Lying with Pretty Charts: It’s Still Lying
There are probably as many ways to lie as there are liars. One form of lying that particularly annoys WC is through deceptive charts. Blogger Hentry Blodgett at Business Insider has inadvertently provided a handy set of misleading charts that illustrate WC’s point.
We’ll start with one that is only a little deceptive: Unemployment rates:
The grey areas in the chart are official periods of recession. WC would describe this graph as only slightly deceptive because the “Y” axis – the vertical bit – goes to two, not zero. The compression of the unemployment rates only slightly exaggerates the appearance of the changes in the rate.
By contrast, this chart is a whopper of a lie:
If you examine the “Y” axis of this chart, it in fact ranges across just 11%, from 43% to 54%. No doubt it shows a serious decline in total wages divided by the total economy (however those may be measured), but if viewed on a 0% to 100% chart this would be a gently sloping line, not a graphic grand canyon.
Doubtlessly, the St. Louis Federal Reserve Bank and Mr. Blodgett would argue that by compressing the vertical axis, they better illustrate the problem. WC’s problem is it makes the graph deceptive and misleading.

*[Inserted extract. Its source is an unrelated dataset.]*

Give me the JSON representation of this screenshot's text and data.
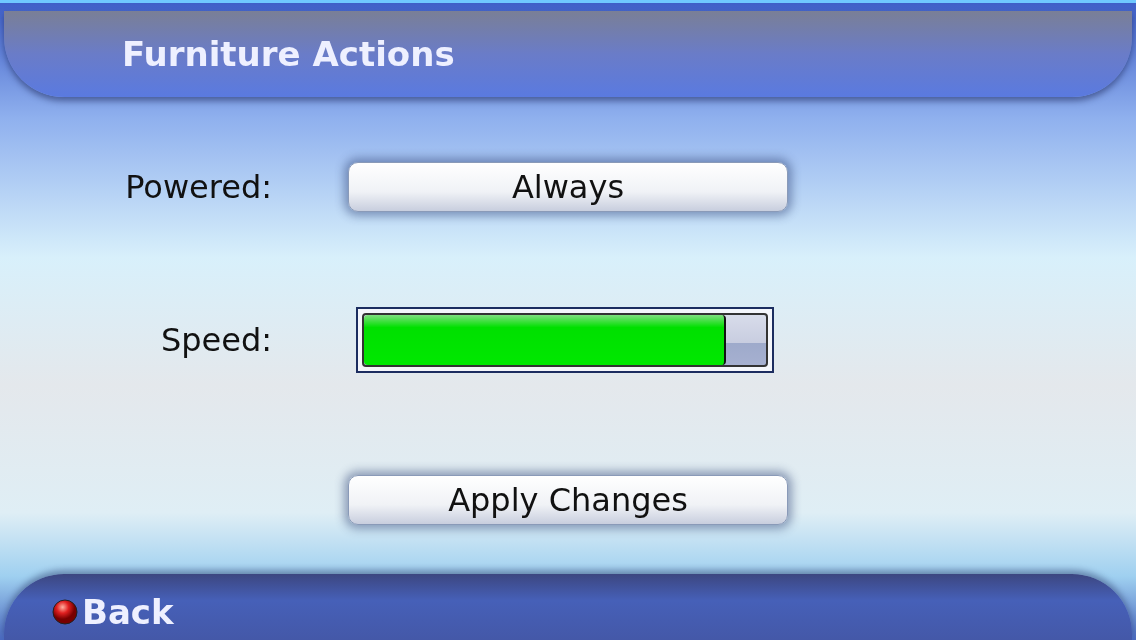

Don’t get WC wrong. The concentration of wealth, the decline in true earning power and the unemployment rates are all terrible problems. WC has written at length about the amazing power of the Neocon to make the chickens clap for Col. Sanders. But we shouldn’t make our points with deceptive graphics. It weakens our position.